ECB to review players' social media, door open for sanctions against offensive posts
The England and Wales Cricket Board (ECB) will review its players' social media accounts, opening the door to disciplinary sanctions for offensive posts after pacer Ollie Robinson's racist and sexist tweets from the past led to his suspension.
Fast bowler Robinson's tweets from 2012-13 came to light while he was making his England debut during the drawn first Test against New Zealand at Lord's last week, the development creating a furore and reigniting the debate on racism in the sport.
The player has been suspended pending an investigation, even as the ECB investigates offensive tweets by another player.
"The board agreed to the executive's recommendation for a social media review to address any historical issues, remind individuals of their personal responsibilities going forward, and help them learn lessons along the way," the ECB said in a statement.
A meeting of the ECB Board took place on Wednesday to address the emergence of historical social media content, shared by high-profile players within the game.
"The board was clear that this process would not prevent further disciplinary action in the future, should that be required, under the applicable processes, but it is hoped that the game can emerge from this difficult period stronger and determined to be more inclusive and welcoming to all," it added in the statement.

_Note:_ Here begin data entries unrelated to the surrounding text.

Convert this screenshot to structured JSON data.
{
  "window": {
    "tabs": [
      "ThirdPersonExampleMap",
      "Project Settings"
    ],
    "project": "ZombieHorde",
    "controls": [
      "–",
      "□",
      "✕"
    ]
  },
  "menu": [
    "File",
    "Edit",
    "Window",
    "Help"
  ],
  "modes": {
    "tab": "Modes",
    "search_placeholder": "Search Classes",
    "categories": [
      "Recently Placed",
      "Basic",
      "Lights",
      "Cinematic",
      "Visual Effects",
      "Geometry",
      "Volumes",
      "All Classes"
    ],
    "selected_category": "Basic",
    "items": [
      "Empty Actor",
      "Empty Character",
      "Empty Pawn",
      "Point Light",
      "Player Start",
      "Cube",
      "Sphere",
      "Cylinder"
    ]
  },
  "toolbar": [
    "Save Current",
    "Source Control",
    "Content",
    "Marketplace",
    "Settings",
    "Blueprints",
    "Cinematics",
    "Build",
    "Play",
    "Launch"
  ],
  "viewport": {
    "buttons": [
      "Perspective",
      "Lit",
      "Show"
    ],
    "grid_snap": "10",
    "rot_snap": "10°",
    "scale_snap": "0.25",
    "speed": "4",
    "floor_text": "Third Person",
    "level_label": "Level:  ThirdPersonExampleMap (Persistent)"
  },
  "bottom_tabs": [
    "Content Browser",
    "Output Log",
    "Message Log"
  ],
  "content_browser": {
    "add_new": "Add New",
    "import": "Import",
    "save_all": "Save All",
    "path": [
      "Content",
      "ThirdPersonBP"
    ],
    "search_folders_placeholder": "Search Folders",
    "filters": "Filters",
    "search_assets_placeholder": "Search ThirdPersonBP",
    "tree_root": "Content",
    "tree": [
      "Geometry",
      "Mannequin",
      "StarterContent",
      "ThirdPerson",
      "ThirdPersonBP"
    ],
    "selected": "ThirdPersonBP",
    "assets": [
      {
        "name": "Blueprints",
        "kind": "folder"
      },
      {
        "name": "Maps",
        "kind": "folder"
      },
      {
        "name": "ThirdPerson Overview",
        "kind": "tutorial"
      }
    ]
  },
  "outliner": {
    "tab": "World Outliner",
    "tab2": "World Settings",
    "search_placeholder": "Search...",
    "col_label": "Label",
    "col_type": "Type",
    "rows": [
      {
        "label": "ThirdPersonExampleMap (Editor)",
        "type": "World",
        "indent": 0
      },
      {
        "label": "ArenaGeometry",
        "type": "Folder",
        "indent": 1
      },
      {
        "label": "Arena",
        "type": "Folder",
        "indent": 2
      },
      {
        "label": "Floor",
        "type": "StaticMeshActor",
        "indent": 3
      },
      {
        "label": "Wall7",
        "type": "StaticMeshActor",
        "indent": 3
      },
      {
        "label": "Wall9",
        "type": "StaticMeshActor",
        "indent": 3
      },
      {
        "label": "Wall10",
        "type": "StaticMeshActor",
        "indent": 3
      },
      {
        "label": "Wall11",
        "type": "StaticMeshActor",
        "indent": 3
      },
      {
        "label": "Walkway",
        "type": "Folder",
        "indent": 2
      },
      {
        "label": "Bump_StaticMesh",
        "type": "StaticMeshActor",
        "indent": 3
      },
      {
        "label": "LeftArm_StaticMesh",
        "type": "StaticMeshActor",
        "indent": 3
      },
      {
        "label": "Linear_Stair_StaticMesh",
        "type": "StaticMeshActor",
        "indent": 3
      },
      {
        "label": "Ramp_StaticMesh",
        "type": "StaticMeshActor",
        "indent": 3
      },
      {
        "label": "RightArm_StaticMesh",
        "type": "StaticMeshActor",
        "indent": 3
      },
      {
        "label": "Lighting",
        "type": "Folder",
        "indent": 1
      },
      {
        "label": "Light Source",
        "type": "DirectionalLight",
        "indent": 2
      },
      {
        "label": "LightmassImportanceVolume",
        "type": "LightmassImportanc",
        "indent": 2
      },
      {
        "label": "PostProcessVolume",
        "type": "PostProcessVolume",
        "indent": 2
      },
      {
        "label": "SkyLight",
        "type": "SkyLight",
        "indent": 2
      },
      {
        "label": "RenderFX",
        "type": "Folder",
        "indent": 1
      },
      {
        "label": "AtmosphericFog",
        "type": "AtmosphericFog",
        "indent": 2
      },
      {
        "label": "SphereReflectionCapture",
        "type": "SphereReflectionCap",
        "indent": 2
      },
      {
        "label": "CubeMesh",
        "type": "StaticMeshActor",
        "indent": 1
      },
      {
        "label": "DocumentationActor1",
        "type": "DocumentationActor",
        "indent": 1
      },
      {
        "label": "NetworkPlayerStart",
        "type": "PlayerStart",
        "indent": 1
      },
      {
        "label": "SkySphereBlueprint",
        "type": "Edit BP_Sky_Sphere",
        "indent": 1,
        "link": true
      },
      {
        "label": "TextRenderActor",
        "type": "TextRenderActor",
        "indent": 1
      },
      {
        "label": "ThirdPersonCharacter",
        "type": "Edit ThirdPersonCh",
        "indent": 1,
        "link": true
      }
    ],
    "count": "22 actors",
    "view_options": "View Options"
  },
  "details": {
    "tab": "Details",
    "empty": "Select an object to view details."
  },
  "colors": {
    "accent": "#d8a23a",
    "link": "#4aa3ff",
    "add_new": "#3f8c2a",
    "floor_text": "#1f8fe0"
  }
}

The "collaborative" review will involve administrators, players, coaches and the Professional Cricketers' Association (PCA).
Ian Watmore, chair of the ECB, reiterated the organisation's commitments on diversity and inclusivity.
"Making cricket a game for everyone is central to the game's 'Inspiring Generations' strategy. Celebrating our many brilliant role models in men's, women's and disability cricket is essential to that aim, and the right use of social media is a critical means for achieving it," Watmore said.
"As the national governing body, we must steer a path between helping individuals project an inclusive image, educating them on what is expected of them and allowing them the space to express themselves to the public.
"We must also investigate their actions and sanction them when they fall short," he added.
The 27-year-old Robinson has apologised for his "thoughtless and irresponsible" tweets he posted as a teenager.
PCA chief executive, Rob Lynch, said: "We will consult with our members and work with the ECB to develop terms of reference for a social media review, which in turn, will lead to better insight and an opportunity to improve.
"Our commitment, as always in times like this is to ensure the ECB process is fair and considered and to offer support, advice, and education to all of our members."This story has been published from a wire agency feed without modifications to the text.